_Problem_
The answer is the full set of records, given again exactly and without images.
· · · ·
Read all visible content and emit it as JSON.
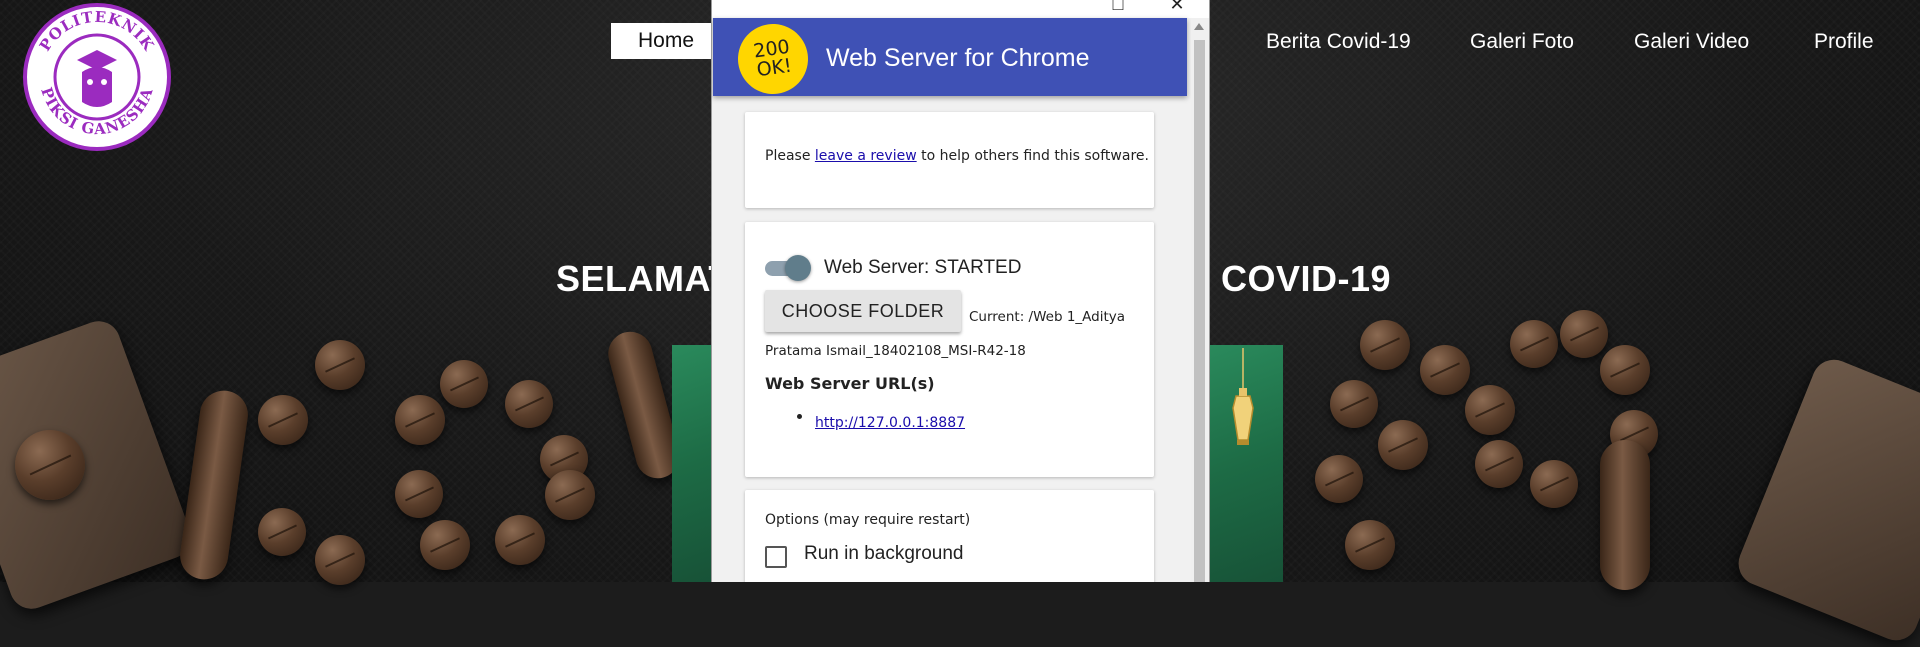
{
  "site": {
    "logo_top_text": "POLITEKNIK",
    "logo_bottom_text": "PIKSI GANESHA",
    "nav": [
      "Home",
      "Berita Covid-19",
      "Galeri Foto",
      "Galeri Video",
      "Profile"
    ],
    "hero_left": "SELAMAT",
    "hero_right": "COVID-19",
    "colors": {
      "logo_purple": "#9b2bbf",
      "background": "#1c1c1c"
    }
  },
  "window": {
    "title": "Web Server for Chrome",
    "icon_line1": "200",
    "icon_line2": "OK!",
    "maximize_icon": "□",
    "close_icon": "✕",
    "colors": {
      "appbar": "#3f51b5",
      "icon_bg": "#ffd600"
    }
  },
  "review": {
    "prefix": "Please ",
    "link": "leave a review",
    "suffix": " to help others find this software."
  },
  "server": {
    "status": "Web Server: STARTED",
    "toggle_on": true,
    "choose_button": "CHOOSE FOLDER",
    "current_path": "Current: /Web 1_Aditya Pratama Ismail_18402108_MSI-R42-18",
    "urls_heading": "Web Server URL(s)",
    "urls": [
      "http://127.0.0.1:8887"
    ]
  },
  "options": {
    "heading": "Options (may require restart)",
    "run_in_background": "Run in background",
    "run_in_background_checked": false
  }
}
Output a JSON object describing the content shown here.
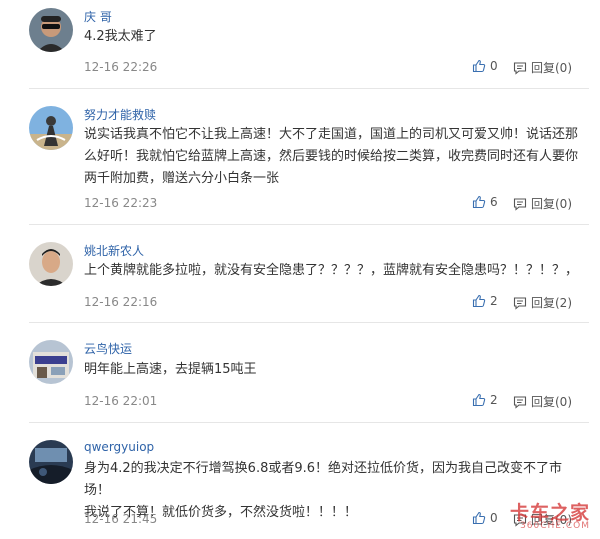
{
  "comments": [
    {
      "username": "庆 哥",
      "lines": [
        "4.2我太难了"
      ],
      "time": "12-16 22:26",
      "likes": "0",
      "reply": "回复(0)",
      "avatar_icon": "avatar-man-sunglasses"
    },
    {
      "username": "努力才能救赎",
      "lines": [
        "说实话我真不怕它不让我上高速！大不了走国道，国道上的司机又可爱又帅！说话还那",
        "么好听！我就怕它给蓝牌上高速，然后要钱的时候给按二类算，收完费同时还有人要你",
        "两千附加费，赠送六分小白条一张"
      ],
      "time": "12-16 22:23",
      "likes": "6",
      "reply": "回复(0)",
      "avatar_icon": "avatar-rider-sky"
    },
    {
      "username": "姚北新农人",
      "lines": [
        "上个黄牌就能多拉啦，就没有安全隐患了？？？？，蓝牌就有安全隐患吗？！？！？，"
      ],
      "time": "12-16 22:16",
      "likes": "2",
      "reply": "回复(2)",
      "avatar_icon": "avatar-man-portrait"
    },
    {
      "username": "云鸟快运",
      "lines": [
        "明年能上高速，去提辆15吨王"
      ],
      "time": "12-16 22:01",
      "likes": "2",
      "reply": "回复(0)",
      "avatar_icon": "avatar-storefront"
    },
    {
      "username": "qwergyuiop",
      "lines": [
        "身为4.2的我决定不行增驾换6.8或者9.6！绝对还拉低价货，因为我自己改变不了市场！",
        "我说了不算！就低价货多，不然没货啦！！！！"
      ],
      "time": "12-16 21:45",
      "likes": "0",
      "reply": "回复(0)",
      "avatar_icon": "avatar-car-interior"
    }
  ],
  "watermark": {
    "main": "卡车之家",
    "sub": "360CHE.COM"
  },
  "colors": {
    "username": "#2f63a8",
    "time": "#888888",
    "divider": "#e6e6e6"
  }
}
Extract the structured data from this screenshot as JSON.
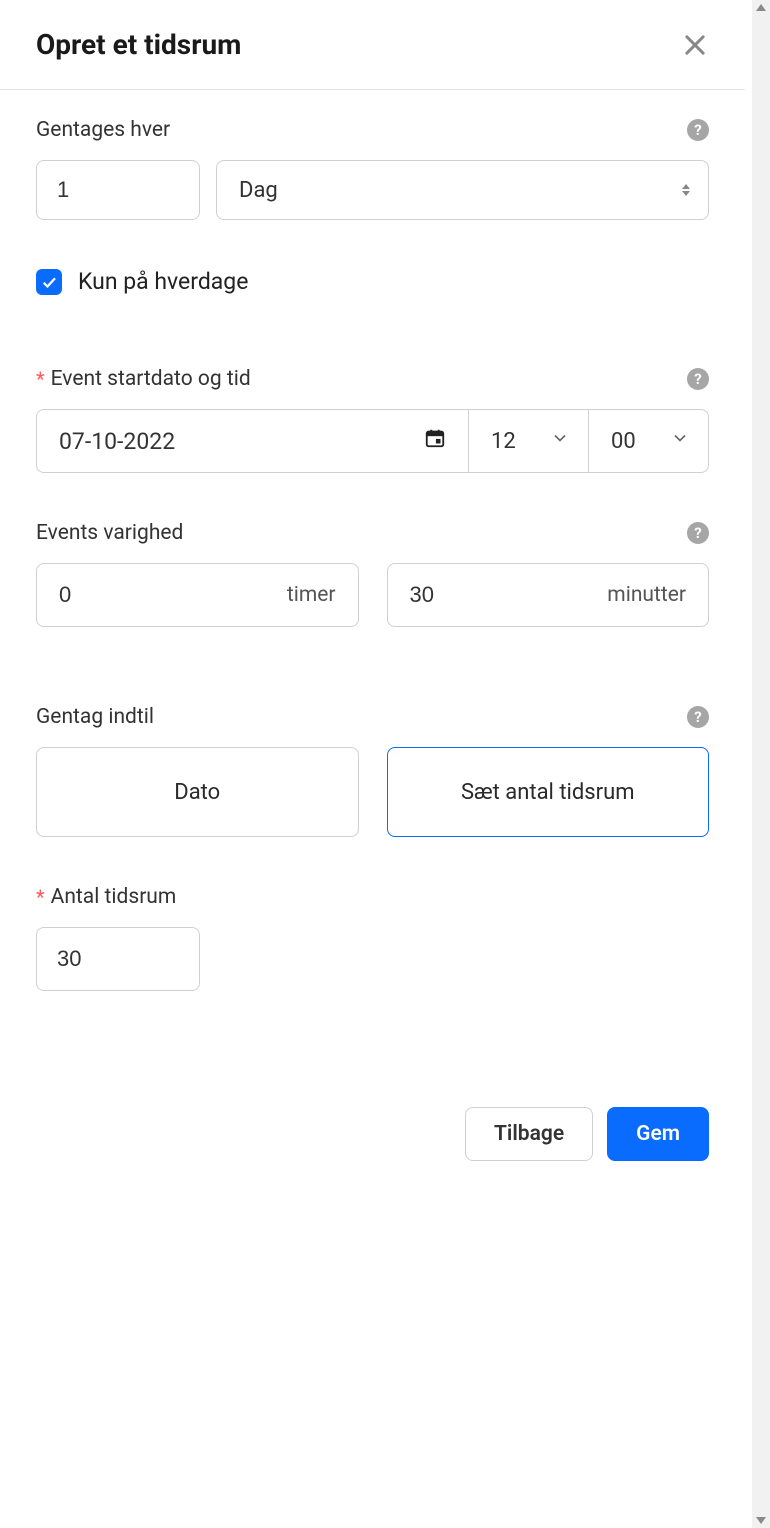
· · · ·
_Output of the task_
Read all visible content and emit it as JSON.
{
  "site": {
    "logo_top_text": "POLITEKNIK",
    "logo_bottom_text": "PIKSI GANESHA",
    "nav": [
      "Home",
      "Berita Covid-19",
      "Galeri Foto",
      "Galeri Video",
      "Profile"
    ],
    "hero_left": "SELAMAT",
    "hero_right": "COVID-19",
    "colors": {
      "logo_purple": "#9b2bbf",
      "background": "#1c1c1c"
    }
  },
  "window": {
    "title": "Web Server for Chrome",
    "icon_line1": "200",
    "icon_line2": "OK!",
    "maximize_icon": "□",
    "close_icon": "✕",
    "colors": {
      "appbar": "#3f51b5",
      "icon_bg": "#ffd600"
    }
  },
  "review": {
    "prefix": "Please ",
    "link": "leave a review",
    "suffix": " to help others find this software."
  },
  "server": {
    "status": "Web Server: STARTED",
    "toggle_on": true,
    "choose_button": "CHOOSE FOLDER",
    "current_path": "Current: /Web 1_Aditya Pratama Ismail_18402108_MSI-R42-18",
    "urls_heading": "Web Server URL(s)",
    "urls": [
      "http://127.0.0.1:8887"
    ]
  },
  "options": {
    "heading": "Options (may require restart)",
    "run_in_background": "Run in background",
    "run_in_background_checked": false
  }
}
Output a JSON object describing the content shown here.
{
  "comments": [
    {
      "username": "庆 哥",
      "lines": [
        "4.2我太难了"
      ],
      "time": "12-16 22:26",
      "likes": "0",
      "reply": "回复(0)",
      "avatar_icon": "avatar-man-sunglasses"
    },
    {
      "username": "努力才能救赎",
      "lines": [
        "说实话我真不怕它不让我上高速！大不了走国道，国道上的司机又可爱又帅！说话还那",
        "么好听！我就怕它给蓝牌上高速，然后要钱的时候给按二类算，收完费同时还有人要你",
        "两千附加费，赠送六分小白条一张"
      ],
      "time": "12-16 22:23",
      "likes": "6",
      "reply": "回复(0)",
      "avatar_icon": "avatar-rider-sky"
    },
    {
      "username": "姚北新农人",
      "lines": [
        "上个黄牌就能多拉啦，就没有安全隐患了？？？？，蓝牌就有安全隐患吗？！？！？，"
      ],
      "time": "12-16 22:16",
      "likes": "2",
      "reply": "回复(2)",
      "avatar_icon": "avatar-man-portrait"
    },
    {
      "username": "云鸟快运",
      "lines": [
        "明年能上高速，去提辆15吨王"
      ],
      "time": "12-16 22:01",
      "likes": "2",
      "reply": "回复(0)",
      "avatar_icon": "avatar-storefront"
    },
    {
      "username": "qwergyuiop",
      "lines": [
        "身为4.2的我决定不行增驾换6.8或者9.6！绝对还拉低价货，因为我自己改变不了市场！",
        "我说了不算！就低价货多，不然没货啦！！！！"
      ],
      "time": "12-16 21:45",
      "likes": "0",
      "reply": "回复(0)",
      "avatar_icon": "avatar-car-interior"
    }
  ],
  "watermark": {
    "main": "卡车之家",
    "sub": "360CHE.COM"
  },
  "colors": {
    "username": "#2f63a8",
    "time": "#888888",
    "divider": "#e6e6e6"
  }
}
Extract the structured data from this screenshot as JSON.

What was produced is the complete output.